Recently, recombinant angiotensin converting enzyme 2 (ACE2) was shown to protect mice from acute lung injury (ALI). This effect is attributed to reduced bioavailability of angiotensin II and attenuated activation of its receptor AT1. Since ACE2 metabolizes angiotensin II to Ang-(1-7), we hypothesized that this effect alternatively is mediated via activation of Ang-(1-7) receptor, the receptor MAS.
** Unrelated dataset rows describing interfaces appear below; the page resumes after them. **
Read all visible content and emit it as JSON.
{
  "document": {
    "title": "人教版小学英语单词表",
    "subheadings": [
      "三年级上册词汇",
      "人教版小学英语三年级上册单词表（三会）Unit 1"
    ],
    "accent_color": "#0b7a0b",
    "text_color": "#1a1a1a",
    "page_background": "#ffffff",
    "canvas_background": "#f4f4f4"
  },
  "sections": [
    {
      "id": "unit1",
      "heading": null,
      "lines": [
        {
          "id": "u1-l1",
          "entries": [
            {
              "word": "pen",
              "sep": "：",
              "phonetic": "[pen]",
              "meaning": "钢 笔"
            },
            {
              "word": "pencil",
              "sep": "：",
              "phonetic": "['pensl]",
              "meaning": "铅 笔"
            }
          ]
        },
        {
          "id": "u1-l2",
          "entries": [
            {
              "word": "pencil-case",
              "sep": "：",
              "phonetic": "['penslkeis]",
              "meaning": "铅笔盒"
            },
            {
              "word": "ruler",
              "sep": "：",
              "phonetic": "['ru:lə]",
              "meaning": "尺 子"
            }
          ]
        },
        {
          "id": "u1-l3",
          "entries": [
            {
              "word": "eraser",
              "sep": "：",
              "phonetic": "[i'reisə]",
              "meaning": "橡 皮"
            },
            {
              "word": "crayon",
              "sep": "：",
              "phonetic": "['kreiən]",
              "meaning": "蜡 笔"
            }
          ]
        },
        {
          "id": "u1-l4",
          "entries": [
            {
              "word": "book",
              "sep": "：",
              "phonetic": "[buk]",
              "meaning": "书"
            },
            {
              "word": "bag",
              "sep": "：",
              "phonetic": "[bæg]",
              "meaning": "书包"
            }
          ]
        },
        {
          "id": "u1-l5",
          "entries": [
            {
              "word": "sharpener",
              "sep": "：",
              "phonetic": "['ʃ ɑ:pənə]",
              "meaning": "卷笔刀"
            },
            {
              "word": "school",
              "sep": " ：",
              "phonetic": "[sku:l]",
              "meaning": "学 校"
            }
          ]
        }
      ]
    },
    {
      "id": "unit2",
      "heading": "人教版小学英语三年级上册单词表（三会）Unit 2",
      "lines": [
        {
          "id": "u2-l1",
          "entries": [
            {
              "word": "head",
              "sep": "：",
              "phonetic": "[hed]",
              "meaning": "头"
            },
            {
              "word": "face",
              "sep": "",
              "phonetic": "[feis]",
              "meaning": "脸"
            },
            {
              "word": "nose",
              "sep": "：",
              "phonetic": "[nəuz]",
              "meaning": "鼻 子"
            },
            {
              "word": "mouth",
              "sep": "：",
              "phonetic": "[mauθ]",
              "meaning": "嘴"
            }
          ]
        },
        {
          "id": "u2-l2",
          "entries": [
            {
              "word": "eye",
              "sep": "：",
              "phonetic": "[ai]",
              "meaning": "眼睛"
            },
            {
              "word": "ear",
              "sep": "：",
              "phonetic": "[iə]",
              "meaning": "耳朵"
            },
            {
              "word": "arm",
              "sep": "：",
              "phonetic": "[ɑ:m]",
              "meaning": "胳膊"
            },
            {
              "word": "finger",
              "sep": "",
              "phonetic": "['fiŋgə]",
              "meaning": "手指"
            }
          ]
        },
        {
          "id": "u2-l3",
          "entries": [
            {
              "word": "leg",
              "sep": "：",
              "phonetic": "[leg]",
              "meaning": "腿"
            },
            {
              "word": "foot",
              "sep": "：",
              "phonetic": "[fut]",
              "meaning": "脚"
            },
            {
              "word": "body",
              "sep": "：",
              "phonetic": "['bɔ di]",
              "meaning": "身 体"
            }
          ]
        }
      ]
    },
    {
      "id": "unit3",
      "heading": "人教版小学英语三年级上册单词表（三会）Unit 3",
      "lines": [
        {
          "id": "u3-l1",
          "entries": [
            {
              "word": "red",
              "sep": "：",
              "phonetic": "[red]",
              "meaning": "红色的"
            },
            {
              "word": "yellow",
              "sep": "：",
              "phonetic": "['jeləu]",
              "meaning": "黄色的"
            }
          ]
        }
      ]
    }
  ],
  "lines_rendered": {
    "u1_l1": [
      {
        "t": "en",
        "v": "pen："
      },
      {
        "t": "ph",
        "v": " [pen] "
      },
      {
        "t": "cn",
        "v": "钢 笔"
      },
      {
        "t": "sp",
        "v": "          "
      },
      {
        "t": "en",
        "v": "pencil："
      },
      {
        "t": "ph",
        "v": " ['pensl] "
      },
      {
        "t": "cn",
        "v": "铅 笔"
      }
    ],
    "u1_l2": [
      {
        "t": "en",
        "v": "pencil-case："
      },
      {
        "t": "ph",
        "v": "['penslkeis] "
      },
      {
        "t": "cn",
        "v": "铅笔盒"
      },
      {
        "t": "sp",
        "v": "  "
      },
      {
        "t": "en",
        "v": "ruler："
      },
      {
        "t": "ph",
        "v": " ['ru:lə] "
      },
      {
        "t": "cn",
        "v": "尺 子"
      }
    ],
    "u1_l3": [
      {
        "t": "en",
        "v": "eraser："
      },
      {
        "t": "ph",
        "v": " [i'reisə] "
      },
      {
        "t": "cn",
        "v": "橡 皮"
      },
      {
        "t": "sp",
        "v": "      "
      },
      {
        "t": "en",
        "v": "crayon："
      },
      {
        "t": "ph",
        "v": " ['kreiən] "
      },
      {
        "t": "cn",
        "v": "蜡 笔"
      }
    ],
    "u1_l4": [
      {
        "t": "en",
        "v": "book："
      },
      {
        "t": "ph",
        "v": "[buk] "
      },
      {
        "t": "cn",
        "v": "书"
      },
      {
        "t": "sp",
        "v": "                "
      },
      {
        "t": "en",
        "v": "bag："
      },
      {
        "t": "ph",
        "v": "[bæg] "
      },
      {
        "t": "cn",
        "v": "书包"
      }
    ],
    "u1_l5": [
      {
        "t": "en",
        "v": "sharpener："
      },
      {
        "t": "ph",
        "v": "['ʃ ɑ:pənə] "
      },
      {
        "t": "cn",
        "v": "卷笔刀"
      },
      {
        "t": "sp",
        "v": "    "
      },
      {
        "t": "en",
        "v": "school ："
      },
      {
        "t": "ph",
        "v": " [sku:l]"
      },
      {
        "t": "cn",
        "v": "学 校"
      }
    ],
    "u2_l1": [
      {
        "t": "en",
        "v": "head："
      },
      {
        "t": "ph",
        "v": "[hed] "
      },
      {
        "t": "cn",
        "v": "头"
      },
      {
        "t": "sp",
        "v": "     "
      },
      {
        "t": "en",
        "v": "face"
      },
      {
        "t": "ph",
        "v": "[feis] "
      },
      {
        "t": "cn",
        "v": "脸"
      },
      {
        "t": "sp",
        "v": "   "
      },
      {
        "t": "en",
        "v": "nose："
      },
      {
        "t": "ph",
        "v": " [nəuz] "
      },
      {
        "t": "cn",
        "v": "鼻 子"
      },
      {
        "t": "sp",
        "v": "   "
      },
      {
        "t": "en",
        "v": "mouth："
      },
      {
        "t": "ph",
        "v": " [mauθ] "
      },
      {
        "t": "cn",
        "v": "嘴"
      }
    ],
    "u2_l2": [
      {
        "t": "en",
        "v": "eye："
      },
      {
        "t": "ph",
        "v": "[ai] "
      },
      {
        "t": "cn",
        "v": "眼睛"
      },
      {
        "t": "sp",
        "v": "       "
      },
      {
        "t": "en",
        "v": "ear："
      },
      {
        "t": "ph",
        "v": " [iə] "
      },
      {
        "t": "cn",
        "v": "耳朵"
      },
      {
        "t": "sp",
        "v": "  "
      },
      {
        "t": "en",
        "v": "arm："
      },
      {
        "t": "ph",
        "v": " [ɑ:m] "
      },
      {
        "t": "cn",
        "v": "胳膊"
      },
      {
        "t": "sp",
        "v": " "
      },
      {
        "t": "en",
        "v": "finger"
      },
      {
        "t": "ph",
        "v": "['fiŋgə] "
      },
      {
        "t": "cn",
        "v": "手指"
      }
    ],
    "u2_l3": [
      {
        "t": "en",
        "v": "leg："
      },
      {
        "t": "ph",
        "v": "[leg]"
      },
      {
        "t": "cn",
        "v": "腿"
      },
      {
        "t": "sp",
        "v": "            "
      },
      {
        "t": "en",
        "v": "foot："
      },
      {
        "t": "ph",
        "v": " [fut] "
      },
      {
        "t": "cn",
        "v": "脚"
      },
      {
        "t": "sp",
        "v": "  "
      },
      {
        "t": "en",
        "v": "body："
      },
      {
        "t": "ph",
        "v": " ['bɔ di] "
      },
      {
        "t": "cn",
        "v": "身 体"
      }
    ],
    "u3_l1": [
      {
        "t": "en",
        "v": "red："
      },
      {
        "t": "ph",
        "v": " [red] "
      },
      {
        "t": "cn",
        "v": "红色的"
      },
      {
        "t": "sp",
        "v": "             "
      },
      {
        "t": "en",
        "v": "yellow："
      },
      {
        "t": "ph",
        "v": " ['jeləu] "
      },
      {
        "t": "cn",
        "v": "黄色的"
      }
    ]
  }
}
The oleic acid model exhibits many pathophysiological similarities with acute respiratory failure. Therefore, it was used as a stable and reproducible model of lung damage within the scope of the present thesis. Central venous injection of 0.2 g/kg body weight oleic acid induced a stable lung damage within a trial period of 240 min. This was characterized by a low- to medium-grade pulmonary hypertension, systemic hypotension and various specifically measured inflammatory parameters of the lung tissue such as, for example, pulmonary edema and protein extravasation. In this model we investigated the effects of intravenously infused Ang-(1-7) in three experimental models and probed for the role of Ang-(1-7) and AT1 receptors in the protection from acute lung failure. Continuous infusion of Ang-(1-7) respectivly AVE0991 starting 30 min after administration of oleic acid, protected rats from ALI. This was evident by reduced lung edema, protein extravasation, myeloperoxidase activity which was an indication for the accumulation of neutrophiles granulocytes. The blood pressure drop due to the oleic acid infusion normalizes again in the course of the trial, and an increase of the pulmonary-vascular resistance as characteristic for the acute phase of the lung damage is also prevented. These findings identify the administration of Ang-(1-7) and AVE0991 as a promising new therapy approach to treat the ARDS due to their beneficial effect transmitted via Ang-(1-7) receptors in the experimental acute respiratory distress. To analyze the signal transduction of this mechanism more precisely, the role of Ang-(1-7) receptors was tested employing the antagonists A779 and D-Pro7-Ang-(1-7). These receptor antagonists have different action profiles and inhibit Ang-(1-7) receptors in different ways, one of which may possibly be the receptor MAS. This occurred both with sole administration
of the respective antagonists and in combination with exogenously supplied Ang-(1–7). Furthermore, it has been verified whether a reduction of the lung damage will also take place via ACE2 effects and the breakdown of AngII as well as reduced stimulation of AT1. For this purpose, trials were conducted with the AT1 receptor antagonist Irbesartan. The results regarding Irbesartan also indicate that the beneficial effects of a pharmacological blocking of the AT1 receptor, are, at least in part, mediated via an increased formation of Ang-(1-7) receptors. Both Ang-(1-7) antagonists blocked the protective effect of Irbesartan on blood pressure and led to an increased pulmonary-vascular resistance. The difference in the blockade was that A779 could not attenuate the acivity of the myeloperoxidase and D-Pro7-Ang-(1-7) blocked the stabilisation of the vascular barrier. Therefore the administration of these antagonists again led to a deterioration of the OA-mediated lung damage. These data first demonstrate the effects of Ang-(1-7) and its non-peptidic analogue AVE0991 in the oleic acid induced lung injury model. These findings can be taken as a basis for a new promising therapeutic strategy for the treatment of ALI.